Let's get to it, shall we?
It's the same exact deck I talked about in my last article. Make sure to check out the deck tech if you want to understand what the deck is trying to do and how it operates. Then jump into the videos!
This is our worst matchup; we can win, but it's difficult. We can't really afford to stumble since aggressive strategies punish you for stumbling or durdling too much. Game three is really close and we probably make the wrong play; the Atarka deck punishes us hard for not being able to cast Thought-Knot Seer and for stumbling on lands. The matchup is very winnable post-board though.
Another matchup that isn't great for us just because they ramp into World Breaker or Ulamog, the Ceaseless Hunger and we aren't doing that. However, after 'board we trade the Fogs and Ugin, the Spirit Dragons for Bane of Bala Ged and disruption in the form of Thought-Knot Seer and Disdainful Stroke. So the matchup gets much better for us after we sideboard. Just make sure you have a plan in mind against these ramp decks, whether ultimating Nissa or chaining Part the Waterveils.
Mulliganing a lot these past few games! However, learning how to mulligan with this deck is crucial. Mardu Green is a good matchup for you, but just like any matchup, you can lose it, especially if you make mistakes. Make sure you hold some lands if you can so you don't get caught with your pants down when they Kolaghan's Command you on your draw step and make you discard your only card. Also your deck goes way over the top and Ugin, the Spirit Dragon doesn't care how much many cards they've drawn, he will still beat them senseless. Ugin, the Spirit Dragon is your number-one plan against them.
First in, last out as they say. Here we play Red again. We manage to win game one due to our opponent keeping a bad hand; they couldn't even kill our Rattleclaw Mystic, which puts us way ahead. Game two is pretty epic. We stumble hard, missing land drops for three consecutive turns. We manage to stem the bleeding enough though to ramp a little a bit and stabilize thanks to Nissa's Renewal. Woooooo, RENEWAL!
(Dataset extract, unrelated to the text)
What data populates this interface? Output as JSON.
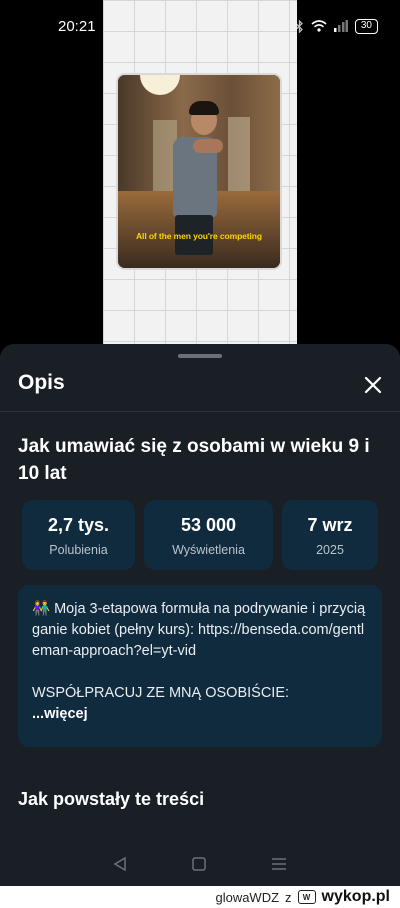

I really like this deck. I know it probably isn't the best deck in the format, but I think it is very good and rewards you for playing it correctly, especially when it comes to sideboarding. I would recommend it if you like ramp decks and/or taking extra turns.
Well, ladies and gentlemen, thanks for watching! This is my second video article for TCGplayer; I promise I will continue to improve the more I do. Let me know what you did and didn't like in the comments below.
Until next time!